Brief:
Wherever the string "Ventas" shows up in the data below, copy the whole line.

Records provided:

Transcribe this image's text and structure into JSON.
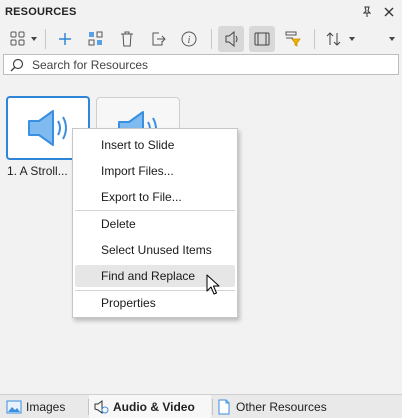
{
  "panel": {
    "title": "RESOURCES"
  },
  "header": {
    "pin_icon": "pin-icon",
    "close_icon": "close-icon"
  },
  "toolbar": {
    "buttons": [
      {
        "name": "view-options-button",
        "icon": "grid-view-icon",
        "has_dropdown": true
      },
      {
        "name": "add-button",
        "icon": "plus-icon"
      },
      {
        "name": "group-button",
        "icon": "group-icon"
      },
      {
        "name": "delete-button",
        "icon": "trash-icon"
      },
      {
        "name": "export-button",
        "icon": "export-icon"
      },
      {
        "name": "info-button",
        "icon": "info-icon"
      },
      {
        "name": "audio-filter-button",
        "icon": "speaker-icon",
        "active": true
      },
      {
        "name": "video-filter-button",
        "icon": "film-icon",
        "active": true
      },
      {
        "name": "filter-button",
        "icon": "filter-icon"
      },
      {
        "name": "sort-button",
        "icon": "sort-icon",
        "has_dropdown": true
      },
      {
        "name": "more-button",
        "icon": "chevron-down-icon"
      }
    ]
  },
  "search": {
    "placeholder": "Search for Resources",
    "value": ""
  },
  "items": [
    {
      "label": "1. A Stroll...",
      "icon": "speaker-icon",
      "selected": true
    },
    {
      "label": "",
      "icon": "speaker-icon",
      "selected": false
    }
  ],
  "context_menu": {
    "items": [
      {
        "label": "Insert to Slide"
      },
      {
        "label": "Import Files..."
      },
      {
        "label": "Export to File..."
      },
      {
        "label": "Delete"
      },
      {
        "label": "Select Unused Items"
      },
      {
        "label": "Find and Replace",
        "hovered": true
      },
      {
        "label": "Properties"
      }
    ]
  },
  "tabs": [
    {
      "label": "Images",
      "icon": "image-icon",
      "active": false
    },
    {
      "label": "Audio & Video",
      "icon": "media-icon",
      "active": true
    },
    {
      "label": "Other Resources",
      "icon": "document-icon",
      "active": false
    }
  ],
  "colors": {
    "accent": "#2f86d8",
    "speaker": "#3b8fe0",
    "hover": "#e6e6e6"
  }
}
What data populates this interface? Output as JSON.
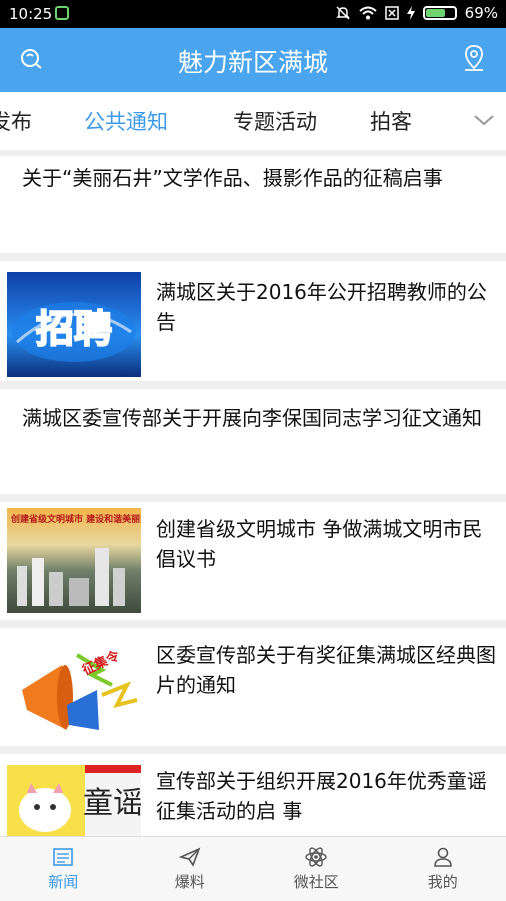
{
  "status": {
    "time": "10:25",
    "battery": "69%",
    "battery_level": 0.69
  },
  "header": {
    "title": "魅力新区满城"
  },
  "tabs": [
    {
      "label": "发布"
    },
    {
      "label": "公共通知",
      "active": true
    },
    {
      "label": "专题活动"
    },
    {
      "label": "拍客"
    }
  ],
  "articles": [
    {
      "title": "关于“美丽石井”文学作品、摄影作品的征稿启事",
      "image": false
    },
    {
      "title": "满城区关于2016年公开招聘教师的公告",
      "image": true,
      "image_text": "招聘"
    },
    {
      "title": "满城区委宣传部关于开展向李保国同志学习征文通知",
      "image": false
    },
    {
      "title": "创建省级文明城市 争做满城文明市民倡议书",
      "image": true,
      "image_text": "创建省级文明城市 建设和谐美丽满城"
    },
    {
      "title": "区委宣传部关于有奖征集满城区经典图片的通知",
      "image": true,
      "image_text": "征集令"
    },
    {
      "title": "宣传部关于组织开展2016年优秀童谣征集活动的启 事",
      "image": true,
      "image_text": "童谣"
    }
  ],
  "nav": [
    {
      "label": "新闻",
      "icon": "news-icon",
      "active": true
    },
    {
      "label": "爆料",
      "icon": "send-icon"
    },
    {
      "label": "微社区",
      "icon": "atom-icon"
    },
    {
      "label": "我的",
      "icon": "user-icon"
    }
  ],
  "colors": {
    "primary": "#4ba5ee",
    "active": "#3d9ae8"
  }
}
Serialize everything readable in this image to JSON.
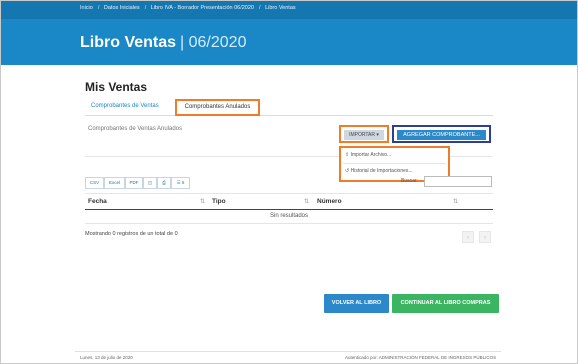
{
  "breadcrumb": [
    "Inicio",
    "Datos Iniciales",
    "Libro IVA - Borrador Presentación 06/2020",
    "Libro Ventas"
  ],
  "page": {
    "title": "Libro Ventas",
    "period": "| 06/2020"
  },
  "section": {
    "title": "Mis Ventas"
  },
  "tabs": [
    {
      "label": "Comprobantes de Ventas",
      "active": false
    },
    {
      "label": "Comprobantes Anulados",
      "active": true
    }
  ],
  "panel": {
    "subtitle": "Comprobantes de Ventas Anulados"
  },
  "actions": {
    "importar_label": "IMPORTAR ▾",
    "agregar_label": "AGREGAR COMPROBANTE..."
  },
  "dropdown": {
    "items": [
      {
        "label": "Importar Archivo...",
        "icon": "upload-icon"
      },
      {
        "label": "Historial de Importaciones...",
        "icon": "history-icon"
      }
    ]
  },
  "toolbar": {
    "csv": "CSV",
    "excel": "Excel",
    "pdf": "PDF",
    "columns_icon": "columns-icon",
    "print_icon": "print-icon",
    "list_icon": "list-icon",
    "list_count": "5"
  },
  "search": {
    "label": "Buscar:",
    "value": "",
    "placeholder": ""
  },
  "table": {
    "columns": [
      "Fecha",
      "Tipo",
      "Número"
    ],
    "empty_message": "Sin resultados",
    "info": "Mostrando 0 registros de un total de 0"
  },
  "pagination": {
    "prev": "‹",
    "next": "›"
  },
  "buttons": {
    "volver": "VOLVER AL LIBRO",
    "continuar": "CONTINUAR AL LIBRO COMPRAS"
  },
  "footer": {
    "date": "Lunes, 13 de julio de 2020",
    "auth": "Autenticado por: ADMINISTRACIÓN FEDERAL DE INGRESOS PÚBLICOS"
  },
  "colors": {
    "banner": "#1a87c6",
    "highlight_orange": "#f07c2a",
    "highlight_navy": "#2d3f94",
    "primary": "#2b89c9",
    "success": "#3cb563"
  }
}
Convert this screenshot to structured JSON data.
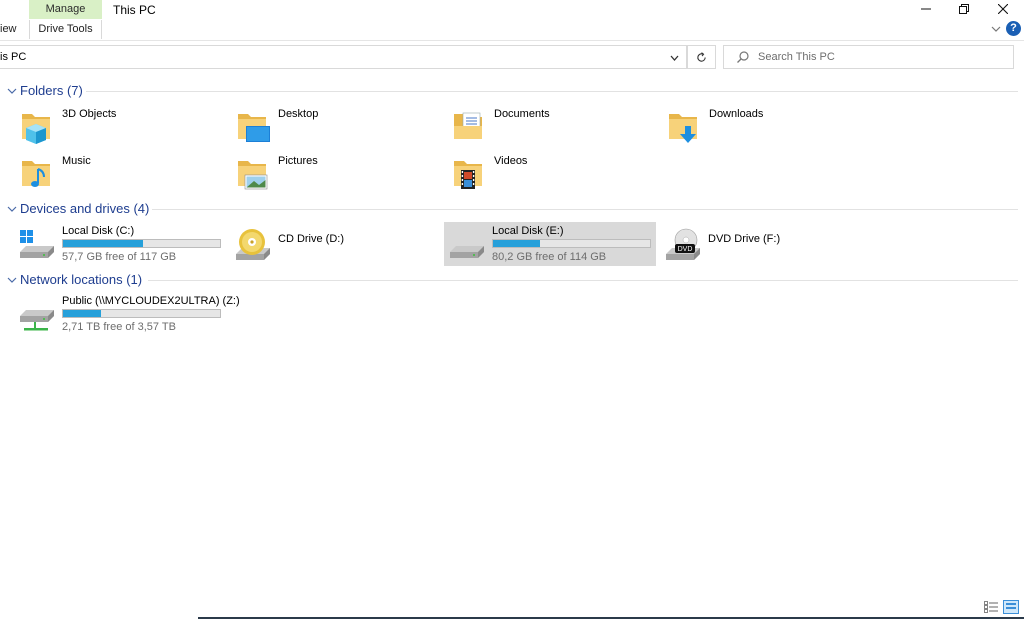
{
  "titlebar": {
    "context_header": "Manage",
    "tab_view": "iew",
    "tab_drive_tools": "Drive Tools",
    "window_title": "This PC",
    "help_label": "?"
  },
  "address": {
    "path": "is PC",
    "search_placeholder": "Search This PC"
  },
  "groups": {
    "folders": {
      "title": "Folders (7)",
      "items": [
        {
          "name": "3D Objects",
          "icon": "3d-objects-folder-icon"
        },
        {
          "name": "Desktop",
          "icon": "desktop-folder-icon"
        },
        {
          "name": "Documents",
          "icon": "documents-folder-icon"
        },
        {
          "name": "Downloads",
          "icon": "downloads-folder-icon"
        },
        {
          "name": "Music",
          "icon": "music-folder-icon"
        },
        {
          "name": "Pictures",
          "icon": "pictures-folder-icon"
        },
        {
          "name": "Videos",
          "icon": "videos-folder-icon"
        }
      ]
    },
    "drives": {
      "title": "Devices and drives (4)",
      "items": [
        {
          "name": "Local Disk (C:)",
          "free": "57,7 GB free of 117 GB",
          "used_fraction": 0.51,
          "icon": "windows-drive-icon"
        },
        {
          "name": "CD Drive (D:)",
          "icon": "cd-drive-icon"
        },
        {
          "name": "Local Disk (E:)",
          "free": "80,2 GB free of 114 GB",
          "used_fraction": 0.3,
          "icon": "hard-drive-icon",
          "selected": true
        },
        {
          "name": "DVD Drive (F:)",
          "icon": "dvd-drive-icon",
          "badge": "DVD"
        }
      ]
    },
    "network": {
      "title": "Network locations (1)",
      "items": [
        {
          "name": "Public (\\\\MYCLOUDEX2ULTRA) (Z:)",
          "free": "2,71 TB free of 3,57 TB",
          "used_fraction": 0.24,
          "icon": "network-drive-icon"
        }
      ]
    }
  },
  "colors": {
    "accent": "#26a0da",
    "group_title": "#1e3d8f",
    "selection": "#d9d9d9",
    "context_tab": "#d9f0c6"
  }
}
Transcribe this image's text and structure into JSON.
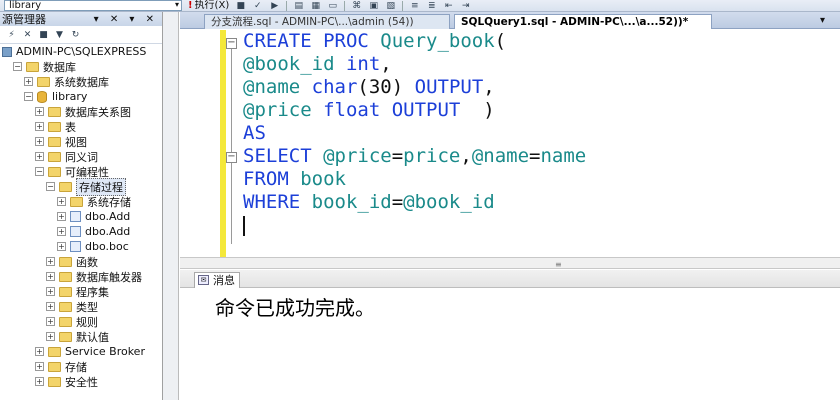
{
  "toolbar": {
    "database": "library",
    "execute_label": "执行(X)",
    "icons": [
      "execute-icon",
      "stop-icon",
      "parse-icon",
      "debug-icon",
      "results-icon",
      "grid-icon",
      "file-icon",
      "plan-icon",
      "stats-icon",
      "client-icon",
      "indent-icon",
      "outdent-icon",
      "comment-icon",
      "uncomment-icon"
    ]
  },
  "explorer": {
    "title": "源管理器",
    "pins": "▾ ✕ ▾ ✕",
    "items": [
      {
        "label": "ADMIN-PC\\SQLEXPRESS",
        "indent": 0,
        "expander": "",
        "icon": "server"
      },
      {
        "label": "数据库",
        "indent": 1,
        "expander": "−",
        "icon": "folder"
      },
      {
        "label": "系统数据库",
        "indent": 2,
        "expander": "+",
        "icon": "folder"
      },
      {
        "label": "library",
        "indent": 2,
        "expander": "−",
        "icon": "db"
      },
      {
        "label": "数据库关系图",
        "indent": 3,
        "expander": "+",
        "icon": "folder"
      },
      {
        "label": "表",
        "indent": 3,
        "expander": "+",
        "icon": "folder"
      },
      {
        "label": "视图",
        "indent": 3,
        "expander": "+",
        "icon": "folder"
      },
      {
        "label": "同义词",
        "indent": 3,
        "expander": "+",
        "icon": "folder"
      },
      {
        "label": "可编程性",
        "indent": 3,
        "expander": "−",
        "icon": "folder"
      },
      {
        "label": "存储过程",
        "indent": 4,
        "expander": "−",
        "icon": "folder",
        "selected": true
      },
      {
        "label": "系统存储",
        "indent": 5,
        "expander": "+",
        "icon": "folder"
      },
      {
        "label": "dbo.Add",
        "indent": 5,
        "expander": "+",
        "icon": "proc"
      },
      {
        "label": "dbo.Add",
        "indent": 5,
        "expander": "+",
        "icon": "proc"
      },
      {
        "label": "dbo.boc",
        "indent": 5,
        "expander": "+",
        "icon": "proc"
      },
      {
        "label": "函数",
        "indent": 4,
        "expander": "+",
        "icon": "folder"
      },
      {
        "label": "数据库触发器",
        "indent": 4,
        "expander": "+",
        "icon": "folder"
      },
      {
        "label": "程序集",
        "indent": 4,
        "expander": "+",
        "icon": "folder"
      },
      {
        "label": "类型",
        "indent": 4,
        "expander": "+",
        "icon": "folder"
      },
      {
        "label": "规则",
        "indent": 4,
        "expander": "+",
        "icon": "folder"
      },
      {
        "label": "默认值",
        "indent": 4,
        "expander": "+",
        "icon": "folder"
      },
      {
        "label": "Service Broker",
        "indent": 3,
        "expander": "+",
        "icon": "folder"
      },
      {
        "label": "存储",
        "indent": 3,
        "expander": "+",
        "icon": "folder"
      },
      {
        "label": "安全性",
        "indent": 3,
        "expander": "+",
        "icon": "folder"
      }
    ]
  },
  "tabs": [
    {
      "label": "分支流程.sql - ADMIN-PC\\...\\admin (54))",
      "active": false
    },
    {
      "label": "SQLQuery1.sql - ADMIN-PC\\...\\a...52))*",
      "active": true
    }
  ],
  "tab_close": "▾",
  "editor": {
    "lines": [
      [
        {
          "t": "CREATE PROC ",
          "c": "kw"
        },
        {
          "t": "Query_book",
          "c": "id"
        },
        {
          "t": "(",
          "c": "plain"
        }
      ],
      [
        {
          "t": "@book_id ",
          "c": "id"
        },
        {
          "t": "int",
          "c": "kw"
        },
        {
          "t": ",",
          "c": "plain"
        }
      ],
      [
        {
          "t": "@name ",
          "c": "id"
        },
        {
          "t": "char",
          "c": "kw"
        },
        {
          "t": "(",
          "c": "plain"
        },
        {
          "t": "30",
          "c": "plain"
        },
        {
          "t": ") ",
          "c": "plain"
        },
        {
          "t": "OUTPUT",
          "c": "kw"
        },
        {
          "t": ",",
          "c": "plain"
        }
      ],
      [
        {
          "t": "@price ",
          "c": "id"
        },
        {
          "t": "float ",
          "c": "kw"
        },
        {
          "t": "OUTPUT  ",
          "c": "kw"
        },
        {
          "t": ")",
          "c": "plain"
        }
      ],
      [
        {
          "t": "AS",
          "c": "kw"
        }
      ],
      [
        {
          "t": "SELECT ",
          "c": "kw"
        },
        {
          "t": "@price",
          "c": "id"
        },
        {
          "t": "=",
          "c": "plain"
        },
        {
          "t": "price",
          "c": "id"
        },
        {
          "t": ",",
          "c": "plain"
        },
        {
          "t": "@name",
          "c": "id"
        },
        {
          "t": "=",
          "c": "plain"
        },
        {
          "t": "name",
          "c": "id"
        }
      ],
      [
        {
          "t": "FROM ",
          "c": "kw"
        },
        {
          "t": "book",
          "c": "id"
        }
      ],
      [
        {
          "t": "WHERE ",
          "c": "kw"
        },
        {
          "t": "book_id",
          "c": "id"
        },
        {
          "t": "=",
          "c": "plain"
        },
        {
          "t": "@book_id",
          "c": "id"
        }
      ]
    ]
  },
  "results": {
    "tab_label": "消息",
    "message": "命令已成功完成。"
  }
}
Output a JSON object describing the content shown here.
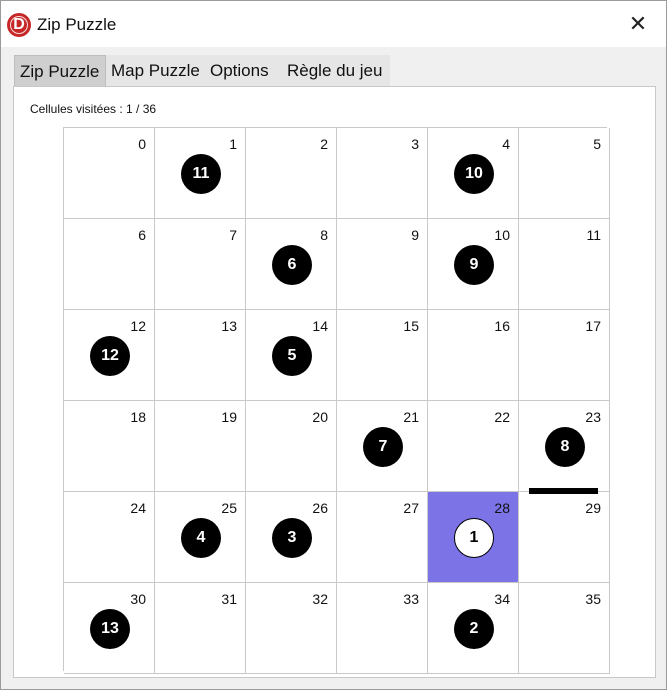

Response to the exercise:
    "Libro Ventas"
    "title": "Libro Ventas",
    "title": "Mis Ventas"
      "label": "Comprobantes de Ventas",
    "subtitle": "Comprobantes de Ventas Anulados"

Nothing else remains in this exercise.